David LaChapelle Quotes
The adornment of the body is a human need. I don't see anything superficial about it unless your life becomes very materialistic.
Quotes to Explore
I was in my mid 20s when email finally took off. Until then, the phone was my primary way of connecting with the people in my life.
When we meet real tragedy in life, we can react in two ways - either by losing hope and falling into self-destructive habits, or by using the challenge to find our inner strength. Thanks to the teachings of Buddha, I have been able to take this second way.
That was really cool. I got to kiss a little boy. I was 7 and he was 10, and his name is Thomas Curtis. He was the first boy I've ever kissed in my entire life and he was three years older than me.
All tastes have the quality of being in some way artificial and invented. The secret of life is to have enough detachment from your tastes and your values to see that they are a little bit absurd.

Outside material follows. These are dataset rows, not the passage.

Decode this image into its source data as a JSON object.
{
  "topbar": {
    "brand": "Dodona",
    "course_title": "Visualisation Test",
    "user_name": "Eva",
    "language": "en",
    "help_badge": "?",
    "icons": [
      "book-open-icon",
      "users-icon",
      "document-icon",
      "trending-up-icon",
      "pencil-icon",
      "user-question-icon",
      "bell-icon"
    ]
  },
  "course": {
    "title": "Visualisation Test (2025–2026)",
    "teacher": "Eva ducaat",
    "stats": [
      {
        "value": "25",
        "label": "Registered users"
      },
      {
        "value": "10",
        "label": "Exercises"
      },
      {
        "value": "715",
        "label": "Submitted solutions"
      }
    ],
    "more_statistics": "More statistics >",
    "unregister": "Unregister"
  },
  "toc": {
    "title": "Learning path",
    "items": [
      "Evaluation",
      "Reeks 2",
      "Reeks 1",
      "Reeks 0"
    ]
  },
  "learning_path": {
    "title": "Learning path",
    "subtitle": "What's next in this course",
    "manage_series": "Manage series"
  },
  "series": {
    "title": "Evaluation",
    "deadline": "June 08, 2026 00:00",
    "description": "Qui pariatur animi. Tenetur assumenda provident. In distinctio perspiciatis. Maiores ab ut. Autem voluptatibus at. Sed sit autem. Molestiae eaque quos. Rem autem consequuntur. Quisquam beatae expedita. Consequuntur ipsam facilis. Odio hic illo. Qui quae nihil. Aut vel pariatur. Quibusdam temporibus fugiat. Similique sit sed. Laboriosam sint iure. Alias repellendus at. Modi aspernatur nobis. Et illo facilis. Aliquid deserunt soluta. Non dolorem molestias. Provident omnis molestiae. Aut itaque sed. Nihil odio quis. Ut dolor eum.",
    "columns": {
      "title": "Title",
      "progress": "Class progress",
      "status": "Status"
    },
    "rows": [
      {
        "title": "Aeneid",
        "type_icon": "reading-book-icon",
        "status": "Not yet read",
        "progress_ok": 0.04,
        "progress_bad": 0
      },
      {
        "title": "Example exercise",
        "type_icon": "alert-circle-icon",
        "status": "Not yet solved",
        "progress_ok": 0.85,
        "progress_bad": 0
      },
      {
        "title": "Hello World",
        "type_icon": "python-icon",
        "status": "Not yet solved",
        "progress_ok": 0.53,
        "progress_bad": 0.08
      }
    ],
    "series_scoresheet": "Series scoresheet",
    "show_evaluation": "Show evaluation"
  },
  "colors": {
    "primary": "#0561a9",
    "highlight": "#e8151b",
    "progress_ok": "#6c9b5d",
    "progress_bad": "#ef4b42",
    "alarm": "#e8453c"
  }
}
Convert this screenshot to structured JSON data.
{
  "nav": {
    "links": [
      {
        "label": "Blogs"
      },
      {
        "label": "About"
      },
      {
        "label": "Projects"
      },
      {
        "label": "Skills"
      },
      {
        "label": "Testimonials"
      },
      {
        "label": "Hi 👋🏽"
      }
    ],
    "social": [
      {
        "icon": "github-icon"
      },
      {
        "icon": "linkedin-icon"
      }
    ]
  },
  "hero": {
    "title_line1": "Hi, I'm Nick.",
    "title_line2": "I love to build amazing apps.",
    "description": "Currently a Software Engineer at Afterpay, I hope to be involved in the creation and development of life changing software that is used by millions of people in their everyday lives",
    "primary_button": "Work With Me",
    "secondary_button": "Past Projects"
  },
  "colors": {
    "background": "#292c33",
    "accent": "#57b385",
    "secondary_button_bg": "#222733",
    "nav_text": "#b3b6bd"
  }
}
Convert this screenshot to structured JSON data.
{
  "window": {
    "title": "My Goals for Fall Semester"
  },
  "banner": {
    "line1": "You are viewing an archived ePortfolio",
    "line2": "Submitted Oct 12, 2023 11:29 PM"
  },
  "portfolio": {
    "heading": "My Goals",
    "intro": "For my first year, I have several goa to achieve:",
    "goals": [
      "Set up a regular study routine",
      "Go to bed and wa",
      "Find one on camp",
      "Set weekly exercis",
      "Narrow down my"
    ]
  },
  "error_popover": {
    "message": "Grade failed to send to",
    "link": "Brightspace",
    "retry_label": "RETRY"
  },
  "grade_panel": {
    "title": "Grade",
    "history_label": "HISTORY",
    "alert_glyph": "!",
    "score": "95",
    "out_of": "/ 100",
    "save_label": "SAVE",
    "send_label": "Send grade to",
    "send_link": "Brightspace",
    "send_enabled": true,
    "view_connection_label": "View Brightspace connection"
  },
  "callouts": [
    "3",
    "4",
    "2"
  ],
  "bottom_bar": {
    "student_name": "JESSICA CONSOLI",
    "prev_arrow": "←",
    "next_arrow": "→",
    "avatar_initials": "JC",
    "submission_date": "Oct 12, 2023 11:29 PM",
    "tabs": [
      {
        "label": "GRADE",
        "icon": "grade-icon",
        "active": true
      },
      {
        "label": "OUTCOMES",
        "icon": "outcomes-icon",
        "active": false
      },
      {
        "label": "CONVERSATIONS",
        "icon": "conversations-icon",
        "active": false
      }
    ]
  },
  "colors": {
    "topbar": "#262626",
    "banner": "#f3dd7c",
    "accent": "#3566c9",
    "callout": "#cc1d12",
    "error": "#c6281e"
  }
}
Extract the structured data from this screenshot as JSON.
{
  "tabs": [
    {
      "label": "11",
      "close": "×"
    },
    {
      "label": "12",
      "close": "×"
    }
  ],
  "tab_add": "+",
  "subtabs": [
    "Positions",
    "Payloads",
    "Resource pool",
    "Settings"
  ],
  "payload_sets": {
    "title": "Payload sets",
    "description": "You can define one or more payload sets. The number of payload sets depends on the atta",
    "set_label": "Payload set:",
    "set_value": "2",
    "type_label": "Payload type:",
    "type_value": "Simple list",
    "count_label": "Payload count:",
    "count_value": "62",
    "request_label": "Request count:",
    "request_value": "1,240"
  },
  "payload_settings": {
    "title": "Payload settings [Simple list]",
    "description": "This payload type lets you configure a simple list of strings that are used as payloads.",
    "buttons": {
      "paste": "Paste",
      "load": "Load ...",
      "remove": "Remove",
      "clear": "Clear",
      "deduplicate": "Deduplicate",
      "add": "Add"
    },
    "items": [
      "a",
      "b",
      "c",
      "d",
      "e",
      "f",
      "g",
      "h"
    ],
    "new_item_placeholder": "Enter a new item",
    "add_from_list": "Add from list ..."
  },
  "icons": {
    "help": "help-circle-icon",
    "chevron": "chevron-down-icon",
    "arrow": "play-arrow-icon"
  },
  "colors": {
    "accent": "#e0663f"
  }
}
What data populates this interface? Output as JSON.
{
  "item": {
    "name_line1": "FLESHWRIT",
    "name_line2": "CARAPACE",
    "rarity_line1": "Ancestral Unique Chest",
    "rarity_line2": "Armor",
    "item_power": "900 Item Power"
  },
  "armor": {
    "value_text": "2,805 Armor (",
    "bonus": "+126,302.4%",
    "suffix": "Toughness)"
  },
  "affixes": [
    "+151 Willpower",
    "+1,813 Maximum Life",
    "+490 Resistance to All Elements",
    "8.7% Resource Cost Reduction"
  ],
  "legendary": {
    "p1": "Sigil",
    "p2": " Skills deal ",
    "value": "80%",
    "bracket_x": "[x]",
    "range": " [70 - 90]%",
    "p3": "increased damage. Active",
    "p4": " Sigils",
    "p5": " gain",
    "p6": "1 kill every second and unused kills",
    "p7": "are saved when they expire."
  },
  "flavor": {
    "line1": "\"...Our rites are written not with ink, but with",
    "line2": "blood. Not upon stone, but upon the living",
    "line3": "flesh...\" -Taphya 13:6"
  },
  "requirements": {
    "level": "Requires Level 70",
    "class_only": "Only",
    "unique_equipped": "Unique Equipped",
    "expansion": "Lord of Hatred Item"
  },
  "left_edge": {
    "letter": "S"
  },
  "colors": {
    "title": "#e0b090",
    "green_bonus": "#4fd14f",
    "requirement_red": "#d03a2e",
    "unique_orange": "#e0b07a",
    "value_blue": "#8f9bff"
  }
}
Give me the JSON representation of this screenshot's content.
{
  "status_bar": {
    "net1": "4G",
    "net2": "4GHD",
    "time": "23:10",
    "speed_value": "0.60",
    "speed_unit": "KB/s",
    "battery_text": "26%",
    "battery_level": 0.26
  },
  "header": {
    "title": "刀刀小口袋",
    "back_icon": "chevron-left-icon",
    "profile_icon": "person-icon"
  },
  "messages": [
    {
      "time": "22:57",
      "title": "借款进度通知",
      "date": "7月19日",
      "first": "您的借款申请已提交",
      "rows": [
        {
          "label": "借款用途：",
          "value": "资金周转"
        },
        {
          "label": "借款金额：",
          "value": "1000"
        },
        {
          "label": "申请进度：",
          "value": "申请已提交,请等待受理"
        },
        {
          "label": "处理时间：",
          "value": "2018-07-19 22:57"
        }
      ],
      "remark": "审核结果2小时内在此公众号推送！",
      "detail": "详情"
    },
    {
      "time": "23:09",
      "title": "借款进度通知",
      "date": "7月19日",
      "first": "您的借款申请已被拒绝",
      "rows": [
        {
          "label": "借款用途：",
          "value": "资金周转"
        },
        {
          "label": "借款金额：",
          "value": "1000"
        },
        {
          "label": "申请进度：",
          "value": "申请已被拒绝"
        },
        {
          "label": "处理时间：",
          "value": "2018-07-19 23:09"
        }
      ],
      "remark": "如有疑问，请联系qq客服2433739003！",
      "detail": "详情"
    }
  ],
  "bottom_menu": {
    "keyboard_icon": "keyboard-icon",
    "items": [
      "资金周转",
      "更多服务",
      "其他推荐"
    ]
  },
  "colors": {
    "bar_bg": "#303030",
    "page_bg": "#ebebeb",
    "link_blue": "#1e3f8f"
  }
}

In life, sometimes you just lose.
I haven't always been confident. I actually suffered with low self-esteem growing up. Eventually, I got to a point where I was just like, 'OK, this is taking too much energy.' After that, I started accepting myself for who I was, and I was like, whoever is not going to accept it, they weren't really meant to be in my life in that way.
In my music and my life, I'm honest with my feelings, and people appreciate that. That's just the way I am.
My whole musical life has been an educational process, and I'm just furthering my education and filling in the blanks. There's stuff that I want to know that I don't know.
Red Hot Chili Peppers
Young players need to know how to take care of themselves for life after baseball.
I refuse to buy a PS3 or Xbox for my home for fear that it might ruin my life. I think I would cease to accomplish anything productive, would quickly dispense with all human contact, and would very well end up with a nasty case of arthritis in my over-used digits from constant gameplay.
When I first ran for Congress, I went to my daughter Alexandra, who was going to be a senior in high school, and said: 'I have a chance to run. I may not win, but I'd be gone three nights a week. So, if you want me to stay, I'll be happy to.' And do you know what she said to me? 'Mother, get a life!'
Edith Wharton was a natural story-teller. As plots do in real life, hers flow directly from character. Her prose is so effortlessly elegant that you're rarely aware as they purl by that the sentences are so pretty. More concerned with what is put than how it is put, she also understood that you only say anything at all when you say it well.